The tragic character of this symphony is established in the very opening bars (Moderato), in an angular, off-beat melody introduced by the low strings. Much of the beginning is devoted to an imitative exposition of this melody in the strings. A repeated rhythm appears in the lower strings, repeating incessantly beneath the second main theme, a lyrical melody in the first violins. This melody is built over the same large leaps as the opening theme, but here the effect is more melancholy than tragic. After flute and clarinet solos comment upon this theme, the horns introduce a more menacing march-like melody. This march increases in intensity until the climactic return of the opening theme. Near the close of the movement the second theme returns, now on a more hopeful note, in the solo flute.

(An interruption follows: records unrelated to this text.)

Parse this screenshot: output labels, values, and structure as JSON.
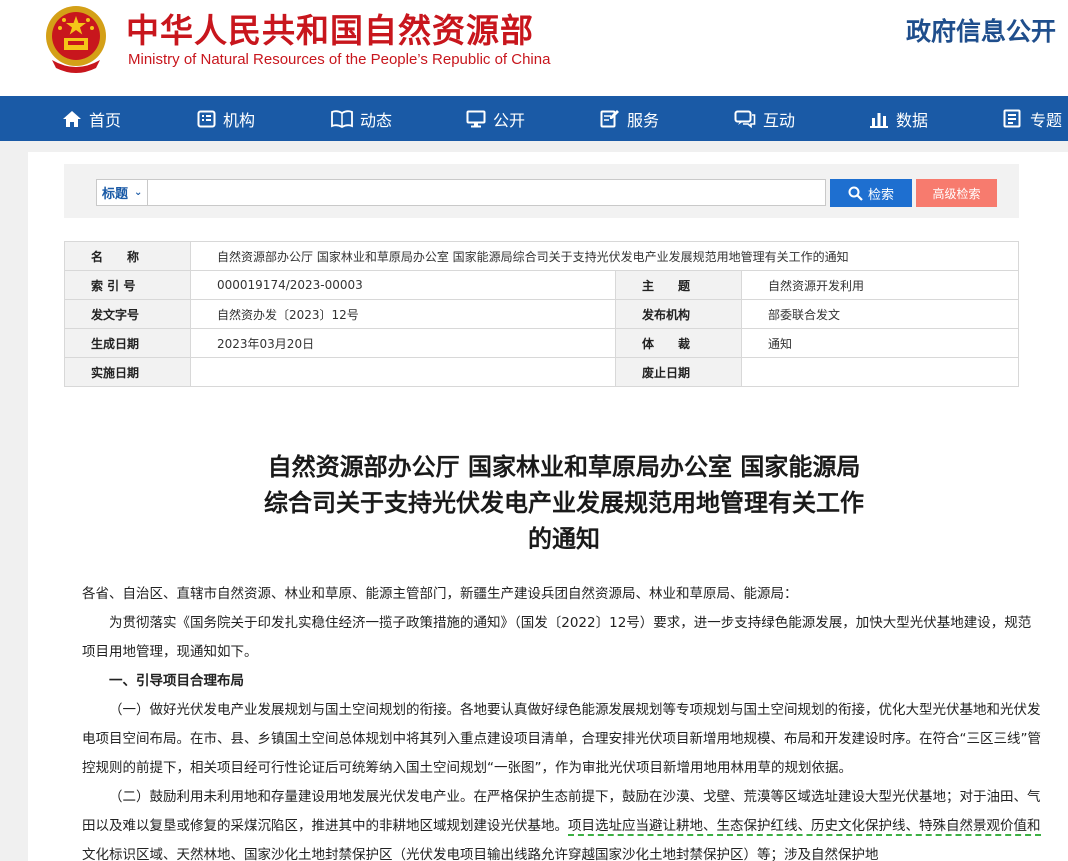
{
  "header": {
    "site_name_cn": "中华人民共和国自然资源部",
    "site_name_en": "Ministry of Natural Resources of the People’s Republic of China",
    "section_title": "政府信息公开"
  },
  "nav": {
    "items": [
      {
        "label": "首页",
        "icon": "home-icon"
      },
      {
        "label": "机构",
        "icon": "org-icon"
      },
      {
        "label": "动态",
        "icon": "book-icon"
      },
      {
        "label": "公开",
        "icon": "monitor-icon"
      },
      {
        "label": "服务",
        "icon": "edit-icon"
      },
      {
        "label": "互动",
        "icon": "chat-icon"
      },
      {
        "label": "数据",
        "icon": "bar-chart-icon"
      },
      {
        "label": "专题",
        "icon": "topic-icon"
      }
    ]
  },
  "search": {
    "field_selected": "标题",
    "input_value": "",
    "search_label": "检索",
    "advanced_label": "高级检索"
  },
  "meta": {
    "name_label": "名　　称",
    "name_value": "自然资源部办公厅 国家林业和草原局办公室 国家能源局综合司关于支持光伏发电产业发展规范用地管理有关工作的通知",
    "index_label": "索 引 号",
    "index_value": "000019174/2023-00003",
    "subject_label": "主　　题",
    "subject_value": "自然资源开发利用",
    "docno_label": "发文字号",
    "docno_value": "自然资办发〔2023〕12号",
    "issuer_label": "发布机构",
    "issuer_value": "部委联合发文",
    "date_label": "生成日期",
    "date_value": "2023年03月20日",
    "genre_label": "体　　裁",
    "genre_value": "通知",
    "effective_label": "实施日期",
    "effective_value": "",
    "expiry_label": "废止日期",
    "expiry_value": ""
  },
  "article": {
    "title_line1": "自然资源部办公厅 国家林业和草原局办公室 国家能源局",
    "title_line2": "综合司关于支持光伏发电产业发展规范用地管理有关工作",
    "title_line3": "的通知",
    "salutation": "各省、自治区、直辖市自然资源、林业和草原、能源主管部门，新疆生产建设兵团自然资源局、林业和草原局、能源局：",
    "intro": "为贯彻落实《国务院关于印发扎实稳住经济一揽子政策措施的通知》（国发〔2022〕12号）要求，进一步支持绿色能源发展，加快大型光伏基地建设，规范项目用地管理，现通知如下。",
    "section1_heading": "一、引导项目合理布局",
    "para1": "（一）做好光伏发电产业发展规划与国土空间规划的衔接。各地要认真做好绿色能源发展规划等专项规划与国土空间规划的衔接，优化大型光伏基地和光伏发电项目空间布局。在市、县、乡镇国土空间总体规划中将其列入重点建设项目清单，合理安排光伏项目新增用地规模、布局和开发建设时序。在符合“三区三线”管控规则的前提下，相关项目经可行性论证后可统筹纳入国土空间规划“一张图”，作为审批光伏项目新增用地用林用草的规划依据。",
    "para2_start": "（二）鼓励利用未利用地和存量建设用地发展光伏发电产业。在严格保护生态前提下，鼓励在沙漠、戈壁、荒漠等区域选址建设大型光伏基地；对于油田、气田以及难以复垦或修复的采煤沉陷区，推进其中的非耕地区域规划建设光伏基地。",
    "para2_highlight": "项目选址应当避让耕地、生态保护红线、历史文化保护线、特殊自然景观价值和文化标识区域、天然林地、国家沙化土地封禁保护区（光伏发电项目输出线路允许穿越国家沙化土地封禁保护区）",
    "para2_end": "等；涉及自然保护地"
  }
}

For the main theme of the scherzo (Allegretto), Shostakovich parodies a melody from his Symphony No.4. The irony is obvious—here was a work that was unknown to the audience, and that, the composer felt, would never be performed. So the outward humor of this movement—bumptious bass lines, woodwind trills and tongue-in-cheek violin solos—overlays a bitterly sarcastic comment on Socialist Realism. A military-sounding waltz alternates with this main theme in the manner of a trio. At the end, he uses one of Beethoven’s favorite jokes: what seems to be yet another repeat of the trio, played hesitantly by a solo oboe, is brusquely tossed aside by the brass, and the movement ends abruptly

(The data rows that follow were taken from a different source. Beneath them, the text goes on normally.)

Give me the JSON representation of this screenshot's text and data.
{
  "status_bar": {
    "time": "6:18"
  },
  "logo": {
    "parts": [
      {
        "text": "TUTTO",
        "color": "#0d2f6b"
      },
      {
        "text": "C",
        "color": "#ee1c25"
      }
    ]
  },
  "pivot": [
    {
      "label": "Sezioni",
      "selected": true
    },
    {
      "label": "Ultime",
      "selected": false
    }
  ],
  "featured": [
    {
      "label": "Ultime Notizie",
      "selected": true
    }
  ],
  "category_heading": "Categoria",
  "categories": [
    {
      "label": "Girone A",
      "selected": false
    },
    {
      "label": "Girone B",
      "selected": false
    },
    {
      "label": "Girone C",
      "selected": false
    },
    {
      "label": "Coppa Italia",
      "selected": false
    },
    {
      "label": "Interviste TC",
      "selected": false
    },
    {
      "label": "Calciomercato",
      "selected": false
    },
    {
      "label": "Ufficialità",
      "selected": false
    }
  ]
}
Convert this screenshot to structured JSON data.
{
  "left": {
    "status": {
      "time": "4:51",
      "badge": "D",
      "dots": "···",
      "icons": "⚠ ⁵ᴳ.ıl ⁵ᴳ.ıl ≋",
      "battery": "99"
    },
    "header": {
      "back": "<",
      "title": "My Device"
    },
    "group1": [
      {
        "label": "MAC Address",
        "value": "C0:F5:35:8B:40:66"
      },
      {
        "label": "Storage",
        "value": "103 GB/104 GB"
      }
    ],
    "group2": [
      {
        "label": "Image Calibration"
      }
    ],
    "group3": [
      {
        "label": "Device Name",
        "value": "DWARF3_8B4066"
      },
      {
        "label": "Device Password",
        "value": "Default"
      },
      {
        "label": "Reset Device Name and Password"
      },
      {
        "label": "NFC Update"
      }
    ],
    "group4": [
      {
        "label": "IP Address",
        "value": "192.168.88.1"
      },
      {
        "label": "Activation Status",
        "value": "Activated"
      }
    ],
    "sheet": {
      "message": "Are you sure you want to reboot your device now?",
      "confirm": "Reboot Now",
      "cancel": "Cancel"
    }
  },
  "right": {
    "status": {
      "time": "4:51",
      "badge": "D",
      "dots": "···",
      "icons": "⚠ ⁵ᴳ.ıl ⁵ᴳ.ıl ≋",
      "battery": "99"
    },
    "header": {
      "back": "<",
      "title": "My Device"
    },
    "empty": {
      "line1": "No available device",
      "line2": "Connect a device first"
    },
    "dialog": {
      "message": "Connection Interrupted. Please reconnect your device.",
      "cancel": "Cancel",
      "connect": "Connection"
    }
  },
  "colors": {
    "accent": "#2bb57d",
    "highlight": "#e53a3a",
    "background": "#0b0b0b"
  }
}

The third movement (Largo) belongs entirely to the strings and solo woodwinds. Shostakovich divides the string section into eight parts throughout this movement, weaving complex counterpoint around a single somber melody. Flutes and harp introduce a second subject which is gradually woven together with the first. In a very beautiful central passage, solo woodwinds expand on the main themes above an effectively simple background of string tremolos. The movement builds gradually towards its climax, a return of the first theme in the full string choir, before fading away at the end. Though it is overshadowed by the broad opening movement and the powerful finale, the Largo may have been the movement that had the deepest impact at the premiere. Much of the weeping in the audience took place during the Largo, leading biographer David Fanning to suggest that the movement was “...a channel for a mass grieving at the height of the Great Terror, impossible otherwise to express openly.”
The finale (Allegro non troppo) is set as a rondo, and brings the symphony to a properly jubilant finish. The main theme is an almost violent march, which alternates with several quieter sections. Shostakovich brings back reminiscences of several moments from preceding movements, building towards a massive coda in D Major. The composer’s own program note (and the official reviewers) described the finale as triumphant and exultant—but the exaltation may overlay a deeper sarcasm.
program notes ©2016 by J. Michael Allsen